5-9. James also alleges various tort claims related to his
discharge, including false statements, libel, slander,
malice, and injury to and seizure of his
“mentality/psyche” and “sheut, ” as
well as a breach of his 2003 service contract with the Coast
Guard. Id. at 8-13.
his discharge in 2005, James was issued a DD-214 that he says
stigmatized him. Accordingly, he claims has been prevented
from obtaining other “jobs of greater potential”
and was only able to obtain civilian employment with the
Coast Guard. Id. at 4-5. James also challenges the
denial by the Department of Veterans Affairs of his request
for benefits. Id. at 13-19.
complaint lists 35 constitutional provisions, federal
statutes, federal and military regulations, and state
statutes that he says are at issue in this case, in addition
to 22 separate claims for relief. But his complaint does not
tie any of those provisions to any specific claim, or to any
of particular facts. Id. at 2. James's purported
claims include “restriction to legal counsel”;
“restriction to licensed experts (additional
opinions)”; “restriction to employment”;
“neglect/violation to federal regulation”;
“neglect/violation to agency regulation”;
“neglect/violation to reasonable proceedings”;
“neglect to good faith efforts”; “providing
false statement”; “libel defamation”;
“slander defamation”; “malice”;
injury to James's “mentality/psyche” and
“sheut”; “seizure of property”;
“breach of contract”; “refusing to accept
documents of fact for evidence”; and “gross
negligence by U.S. Governing bodies and Agencies.”
See generally id. For these claims, James seeks
damages in excess of $75, 000 on most claims, lost VA
benefits, and “the Commissioning to O-6 (specifics of
said promotion to be negotiated); PCS Orders to attend the
Graduate School of the plaintiff's selection (pending
acceptance to said school); and a return to service under the
aforementioned commission (specifics to be
negotiated).” Id. at 20.
Court may dismiss a complaint for lack of subject-matter
jurisdiction under Rule 12(b)(1). “[A] facial attack on
the complaint's allegations as to subject matter
jurisdiction questions the sufficiency of the
complaint.” Holt v. United States, 46 F.3d
1000, 1002 (10th Cir. 1995). Defendants challenge James's
complaint under Rule 12(b)(6) and Rule 8(a)(1), in additional
to Rule 12(b)(1). Based on that, it appears Defendants are
mounting such a facial attack.
facial attack, a court accepts the allegations in the
complaint as true. Holt, 46 F.3d at 1002. But that
acceptance does not extend to conclusory allegations,
unwarranted inferences, or legal conclusions.
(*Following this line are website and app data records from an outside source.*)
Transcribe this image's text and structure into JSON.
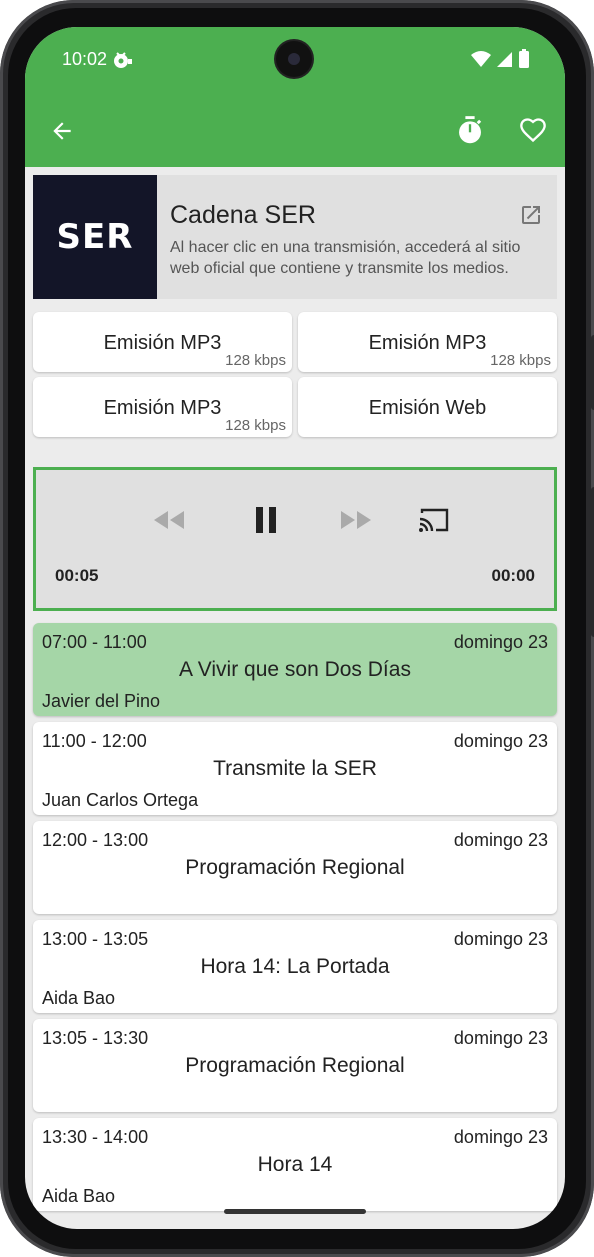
{
  "status_bar": {
    "time": "10:02"
  },
  "toolbar": {
    "back_label": "",
    "timer_label": "",
    "favorite_label": ""
  },
  "colors": {
    "accent": "#4caf50",
    "active_program": "#a5d6a7",
    "logo_bg": "#131528"
  },
  "station": {
    "logo_text": "SER",
    "name": "Cadena SER",
    "description": "Al hacer clic en una transmisión, accederá al sitio web oficial que contiene y transmite los medios."
  },
  "streams": [
    {
      "label": "Emisión MP3",
      "rate": "128 kbps"
    },
    {
      "label": "Emisión MP3",
      "rate": "128 kbps"
    },
    {
      "label": "Emisión MP3",
      "rate": "128 kbps"
    },
    {
      "label": "Emisión Web",
      "rate": ""
    }
  ],
  "player": {
    "elapsed": "00:05",
    "remaining": "00:00",
    "state": "playing"
  },
  "programs": [
    {
      "time": "07:00 - 11:00",
      "day": "domingo 23",
      "title": "A Vivir que son Dos Días",
      "host": "Javier del Pino",
      "active": true
    },
    {
      "time": "11:00 - 12:00",
      "day": "domingo 23",
      "title": "Transmite la SER",
      "host": "Juan Carlos Ortega",
      "active": false
    },
    {
      "time": "12:00 - 13:00",
      "day": "domingo 23",
      "title": "Programación Regional",
      "host": "",
      "active": false
    },
    {
      "time": "13:00 - 13:05",
      "day": "domingo 23",
      "title": "Hora 14: La Portada",
      "host": "Aida Bao",
      "active": false
    },
    {
      "time": "13:05 - 13:30",
      "day": "domingo 23",
      "title": "Programación Regional",
      "host": "",
      "active": false
    },
    {
      "time": "13:30 - 14:00",
      "day": "domingo 23",
      "title": "Hora 14",
      "host": "Aida Bao",
      "active": false
    }
  ]
}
Turner v.
United States, 501 Fed.Appx. 840, 842 (10th Cir. 2012).
It is a
plaintiff's burden to establish subject-matter
jurisdiction. Id. at 843. In cases against the
United States or its agencies, like this one, a
plaintiff's burden is twofold. First, the plaintiff must
show that the claim is one over which a federal court has
jurisdiction. Pueblo of Jemez v. United States, 790
F.3d 1143, 1151 (10th Cir. 2015). Second, the plaintiff must
identify the waiver of sovereign immunity that allows him to
sue the government. Id. This is because the United
States, as sovereign, is generally immune from suit.
F.D.I.C. v. Meyer, 510 U.S. 471, 475 (1994). The
United States-or its agencies, like Defendants here-can only
be sued where it has consented to be sued, and then only
under the terms of that consent. Id.; Weaver v.
United States, 98 F.3d 518, 520 (10th Cir. 1996). Any
such waiver must be explicit and unequivocal.
Weaver, 98 F.3d at 520. If there is no waiver of
sovereign immunity for the claims against the government, the
court lacks jurisdiction. Id.
Court has reviewed James's complaint. James asserts
jurisdiction under both diversity (28 U.SC. § 1332) and
federal question (28 U.S.C. § 1331). Doc. 1 at 2. With
regard to federal-question jurisdiction, the complaint
contains a table listing 35 federal and state statutes,
regulations, and federal constitutional provisions that James
contends are at issue, though none of the actual claims
specifically reference or incorporate any of those listed
statutes or regulations. James also appears to assert various
tort claims. At least one claim alleges a breach of contract.
The remaining claims relate to the denial of James's VA
benefits. Each of these potential jurisdictional bases is
addressed in turn.
Diversity jurisdiction is not proper in suits ...